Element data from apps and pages
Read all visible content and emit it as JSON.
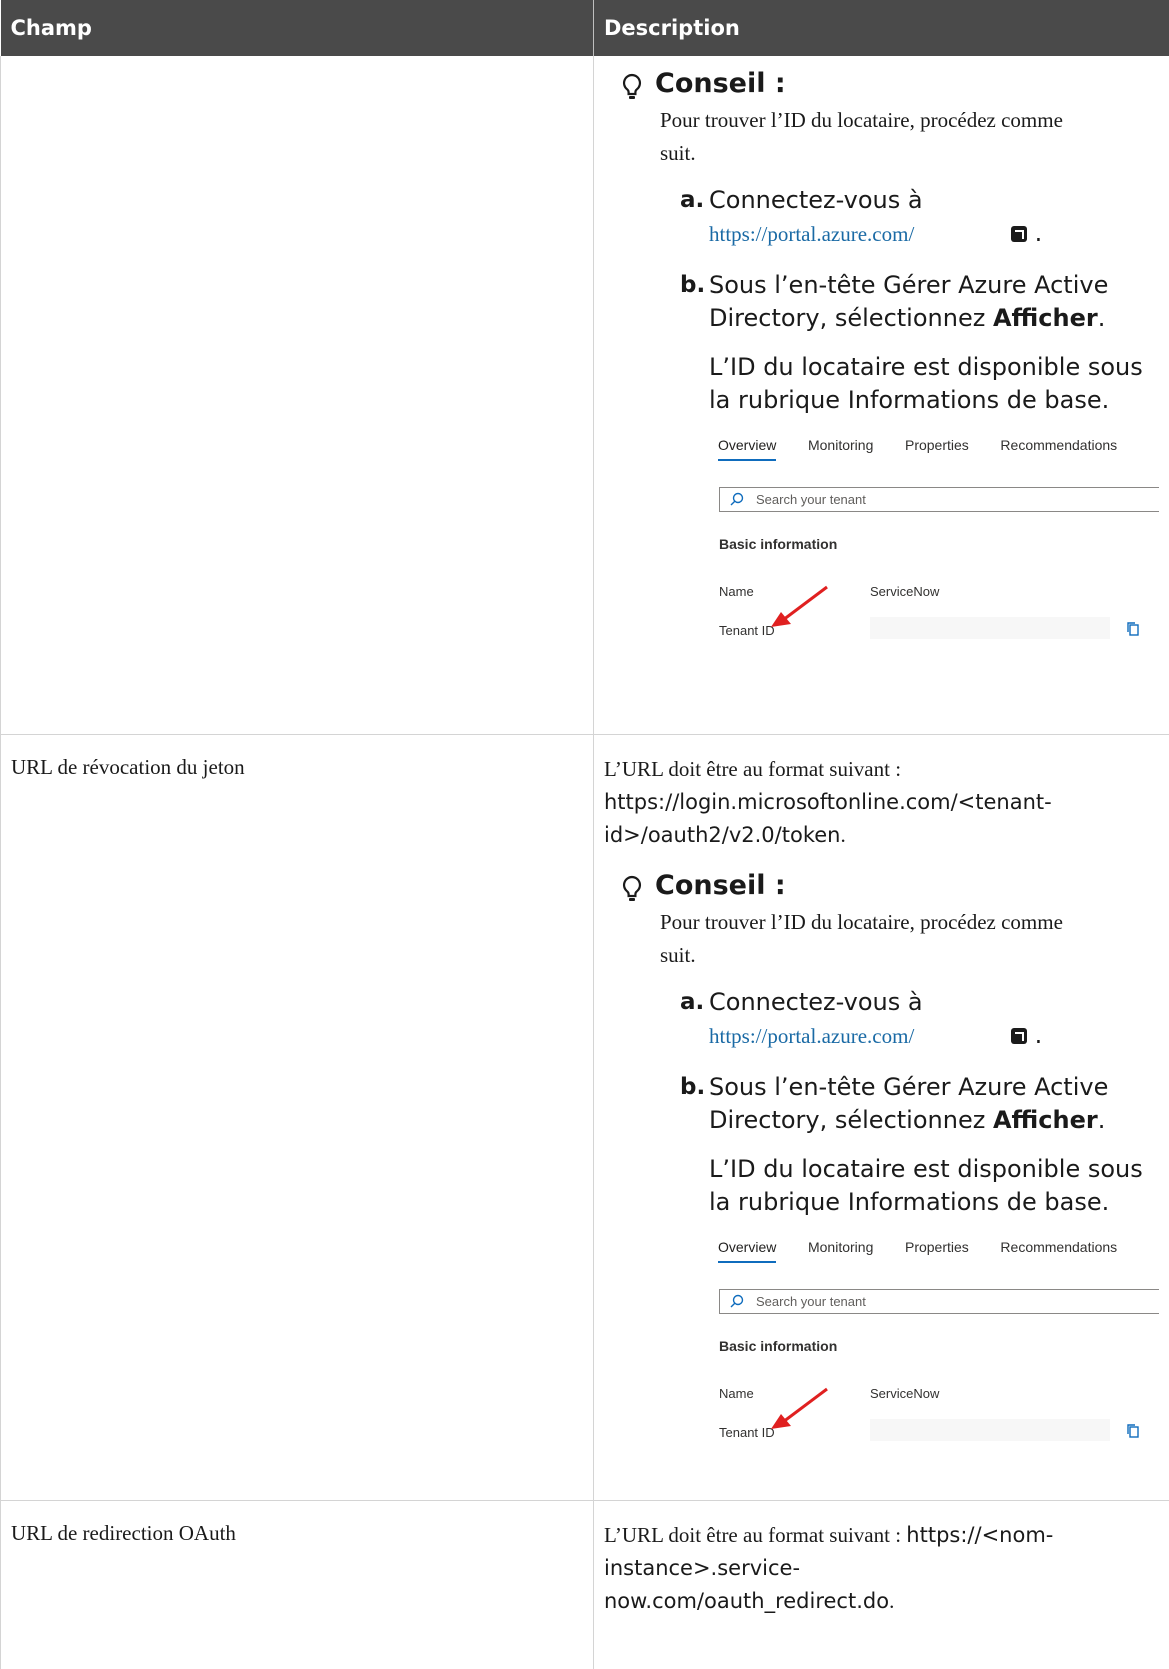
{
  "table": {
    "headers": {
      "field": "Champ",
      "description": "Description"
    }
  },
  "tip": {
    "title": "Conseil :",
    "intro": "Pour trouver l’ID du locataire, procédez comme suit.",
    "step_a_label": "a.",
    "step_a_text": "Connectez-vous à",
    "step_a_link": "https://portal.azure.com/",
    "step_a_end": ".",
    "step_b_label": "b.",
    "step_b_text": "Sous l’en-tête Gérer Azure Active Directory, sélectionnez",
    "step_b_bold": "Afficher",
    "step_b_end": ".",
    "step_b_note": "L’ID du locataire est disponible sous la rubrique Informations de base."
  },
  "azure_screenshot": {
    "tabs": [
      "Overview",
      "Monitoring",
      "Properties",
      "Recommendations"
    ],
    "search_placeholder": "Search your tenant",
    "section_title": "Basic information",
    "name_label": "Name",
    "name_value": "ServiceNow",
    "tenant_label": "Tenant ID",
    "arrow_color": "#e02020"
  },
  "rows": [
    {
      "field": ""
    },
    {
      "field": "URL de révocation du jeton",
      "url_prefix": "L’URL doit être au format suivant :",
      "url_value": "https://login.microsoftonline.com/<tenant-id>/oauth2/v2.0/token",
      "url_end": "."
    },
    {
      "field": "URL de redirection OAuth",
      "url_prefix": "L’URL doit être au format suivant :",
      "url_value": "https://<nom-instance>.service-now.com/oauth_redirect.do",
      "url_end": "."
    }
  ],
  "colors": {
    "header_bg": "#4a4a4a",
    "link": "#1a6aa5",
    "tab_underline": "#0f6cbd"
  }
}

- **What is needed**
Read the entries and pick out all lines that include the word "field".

- **Task answer**
      "field": "Champ",
      "field": ""
      "field": "URL de révocation du jeton",
      "field": "URL de redirection OAuth",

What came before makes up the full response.